- What you are asked to do
If a line in the records below holds the word "JSON", copy it.

□ □ □ □

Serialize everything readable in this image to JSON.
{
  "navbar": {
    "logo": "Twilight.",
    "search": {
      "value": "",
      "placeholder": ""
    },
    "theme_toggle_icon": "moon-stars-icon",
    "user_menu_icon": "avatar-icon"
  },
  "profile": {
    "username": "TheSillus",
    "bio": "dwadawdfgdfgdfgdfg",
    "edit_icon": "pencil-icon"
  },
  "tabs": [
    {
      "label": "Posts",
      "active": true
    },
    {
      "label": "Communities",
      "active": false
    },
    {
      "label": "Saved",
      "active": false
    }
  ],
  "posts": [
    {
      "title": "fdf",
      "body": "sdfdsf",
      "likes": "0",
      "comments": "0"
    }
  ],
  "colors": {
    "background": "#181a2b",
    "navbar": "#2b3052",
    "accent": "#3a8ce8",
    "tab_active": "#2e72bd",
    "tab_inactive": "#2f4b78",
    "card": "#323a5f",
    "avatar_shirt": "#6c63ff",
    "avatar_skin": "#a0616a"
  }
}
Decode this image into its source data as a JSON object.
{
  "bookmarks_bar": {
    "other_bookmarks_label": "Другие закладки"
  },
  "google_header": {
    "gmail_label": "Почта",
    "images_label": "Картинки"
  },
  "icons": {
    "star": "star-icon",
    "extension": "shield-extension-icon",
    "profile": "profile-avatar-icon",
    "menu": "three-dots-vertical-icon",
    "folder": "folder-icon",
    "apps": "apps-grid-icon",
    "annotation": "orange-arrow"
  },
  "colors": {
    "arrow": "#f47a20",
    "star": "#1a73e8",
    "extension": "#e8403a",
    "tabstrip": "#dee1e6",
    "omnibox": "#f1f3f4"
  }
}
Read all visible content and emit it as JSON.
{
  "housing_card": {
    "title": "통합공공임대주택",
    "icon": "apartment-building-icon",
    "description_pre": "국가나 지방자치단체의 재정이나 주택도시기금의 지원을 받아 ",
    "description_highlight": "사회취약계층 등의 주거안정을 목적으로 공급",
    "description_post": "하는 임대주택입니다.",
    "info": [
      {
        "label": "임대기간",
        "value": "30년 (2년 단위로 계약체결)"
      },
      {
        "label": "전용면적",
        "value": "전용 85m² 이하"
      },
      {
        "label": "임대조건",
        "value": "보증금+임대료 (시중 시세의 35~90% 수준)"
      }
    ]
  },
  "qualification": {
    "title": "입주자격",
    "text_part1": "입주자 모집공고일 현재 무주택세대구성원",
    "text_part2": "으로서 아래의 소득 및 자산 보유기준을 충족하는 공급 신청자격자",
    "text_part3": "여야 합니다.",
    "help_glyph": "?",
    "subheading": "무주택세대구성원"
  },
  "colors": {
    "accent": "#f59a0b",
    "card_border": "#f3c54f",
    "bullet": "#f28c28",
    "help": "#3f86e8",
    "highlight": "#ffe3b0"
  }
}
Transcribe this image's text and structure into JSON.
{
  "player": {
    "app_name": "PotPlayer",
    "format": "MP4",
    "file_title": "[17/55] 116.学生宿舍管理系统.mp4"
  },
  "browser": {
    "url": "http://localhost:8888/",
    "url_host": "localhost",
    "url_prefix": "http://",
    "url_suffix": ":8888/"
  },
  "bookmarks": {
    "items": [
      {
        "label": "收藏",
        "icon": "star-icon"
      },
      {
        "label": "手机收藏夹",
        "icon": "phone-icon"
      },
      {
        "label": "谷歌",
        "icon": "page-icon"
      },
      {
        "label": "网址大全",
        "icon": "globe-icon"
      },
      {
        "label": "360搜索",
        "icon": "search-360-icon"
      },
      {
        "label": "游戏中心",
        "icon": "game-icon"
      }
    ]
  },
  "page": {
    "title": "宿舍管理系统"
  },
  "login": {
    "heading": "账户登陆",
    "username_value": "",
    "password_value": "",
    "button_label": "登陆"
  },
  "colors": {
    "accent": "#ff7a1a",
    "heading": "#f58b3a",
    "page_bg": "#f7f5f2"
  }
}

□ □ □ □

- Solution
Serialize everything readable in this image to JSON.
Decode this image into its source data as a JSON object.
Read all visible content and emit it as JSON.
Transcribe this image's text and structure into JSON.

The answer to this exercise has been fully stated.